#### EXERCISE BRIEF
Within this material, find every line where the string "intended" appears, and copy it out.

#### EXCERPTED RECORDS
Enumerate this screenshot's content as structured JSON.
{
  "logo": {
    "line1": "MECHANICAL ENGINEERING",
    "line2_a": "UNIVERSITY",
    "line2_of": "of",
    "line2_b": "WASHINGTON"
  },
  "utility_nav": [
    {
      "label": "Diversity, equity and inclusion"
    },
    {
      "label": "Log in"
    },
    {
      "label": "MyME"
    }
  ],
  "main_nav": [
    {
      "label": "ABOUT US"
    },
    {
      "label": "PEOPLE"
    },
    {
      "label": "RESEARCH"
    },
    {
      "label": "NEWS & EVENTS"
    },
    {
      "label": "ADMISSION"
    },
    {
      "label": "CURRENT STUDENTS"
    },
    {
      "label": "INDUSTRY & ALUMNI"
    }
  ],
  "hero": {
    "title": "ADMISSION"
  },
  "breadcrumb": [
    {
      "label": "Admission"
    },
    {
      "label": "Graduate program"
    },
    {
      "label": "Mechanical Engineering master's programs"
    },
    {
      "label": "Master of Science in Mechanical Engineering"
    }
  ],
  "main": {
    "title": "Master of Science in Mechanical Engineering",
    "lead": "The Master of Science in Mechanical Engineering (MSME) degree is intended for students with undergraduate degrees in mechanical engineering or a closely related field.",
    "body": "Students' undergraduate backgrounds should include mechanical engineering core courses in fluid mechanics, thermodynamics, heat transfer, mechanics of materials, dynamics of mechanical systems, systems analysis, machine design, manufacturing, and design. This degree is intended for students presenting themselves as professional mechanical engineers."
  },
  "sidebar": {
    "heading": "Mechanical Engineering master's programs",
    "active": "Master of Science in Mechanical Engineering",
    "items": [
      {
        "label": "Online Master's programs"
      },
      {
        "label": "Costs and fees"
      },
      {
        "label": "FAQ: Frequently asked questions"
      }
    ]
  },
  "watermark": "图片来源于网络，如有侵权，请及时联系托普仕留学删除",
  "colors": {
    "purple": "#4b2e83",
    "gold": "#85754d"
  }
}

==

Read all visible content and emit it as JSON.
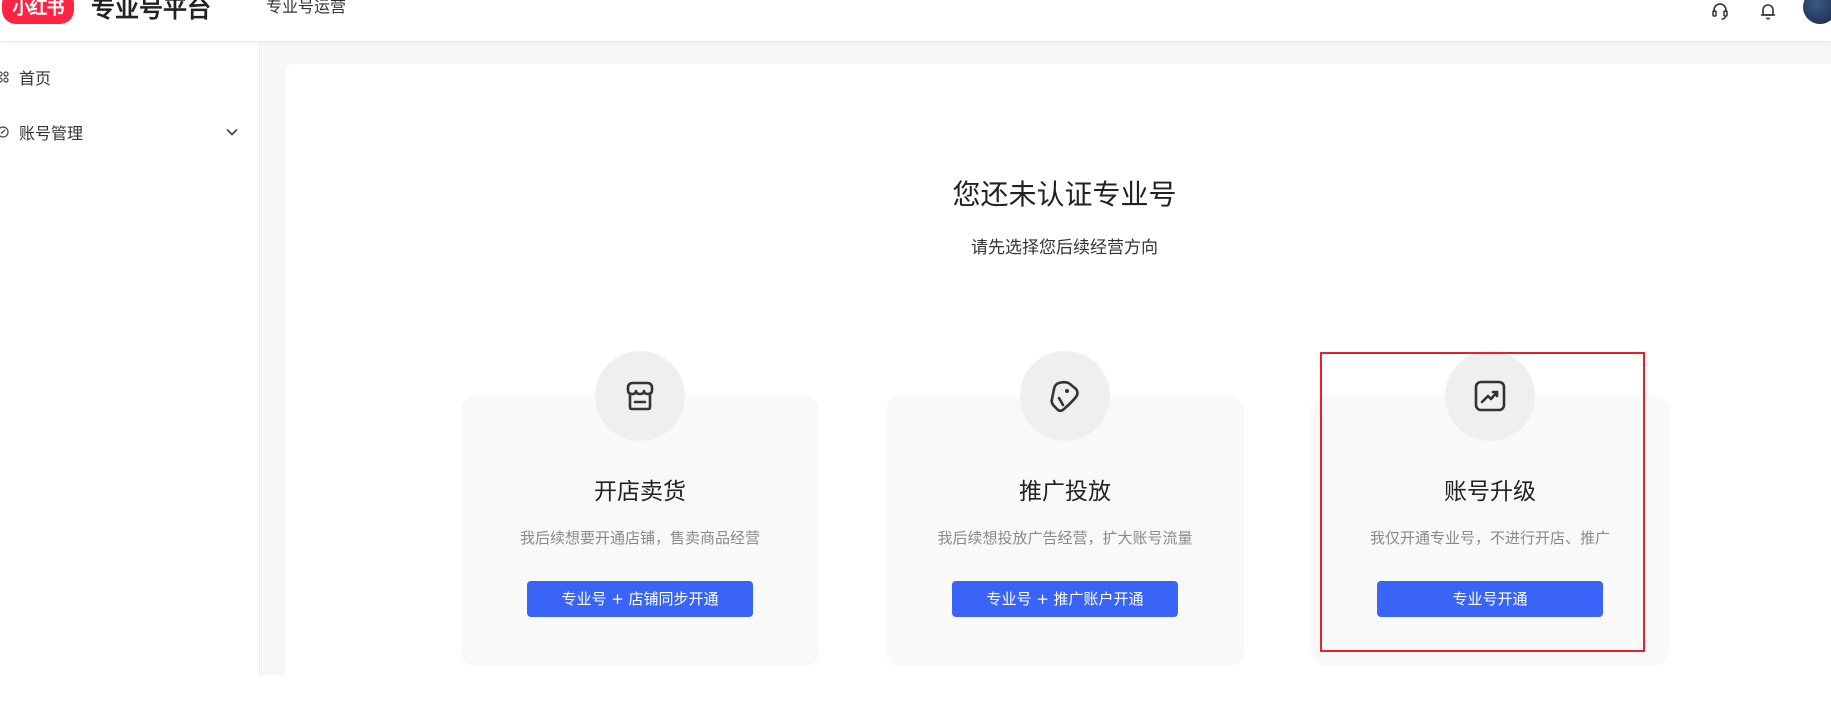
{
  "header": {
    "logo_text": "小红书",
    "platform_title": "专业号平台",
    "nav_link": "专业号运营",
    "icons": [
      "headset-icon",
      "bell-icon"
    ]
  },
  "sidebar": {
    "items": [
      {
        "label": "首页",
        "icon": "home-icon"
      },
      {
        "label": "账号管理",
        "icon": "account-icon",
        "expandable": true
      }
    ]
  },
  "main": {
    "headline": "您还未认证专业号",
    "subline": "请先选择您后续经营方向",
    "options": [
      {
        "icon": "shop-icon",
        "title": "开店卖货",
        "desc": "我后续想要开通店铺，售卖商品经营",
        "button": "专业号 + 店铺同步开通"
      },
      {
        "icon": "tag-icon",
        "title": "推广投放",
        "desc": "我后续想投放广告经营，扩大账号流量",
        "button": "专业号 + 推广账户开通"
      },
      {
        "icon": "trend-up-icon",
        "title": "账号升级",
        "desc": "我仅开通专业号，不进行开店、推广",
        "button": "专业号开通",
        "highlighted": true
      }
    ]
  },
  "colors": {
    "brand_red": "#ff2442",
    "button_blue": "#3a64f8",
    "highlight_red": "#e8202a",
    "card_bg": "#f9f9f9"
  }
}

#### RESPONSE TO THE EXERCISE
    "lead": "The Master of Science in Mechanical Engineering (MSME) degree is intended for students with undergraduate degrees in mechanical engineering or a closely related field.",
    "body": "Students' undergraduate backgrounds should include mechanical engineering core courses in fluid mechanics, thermodynamics, heat transfer, mechanics of materials, dynamics of mechanical systems, systems analysis, machine design, manufacturing, and design. This degree is intended for students presenting themselves as professional mechanical engineers."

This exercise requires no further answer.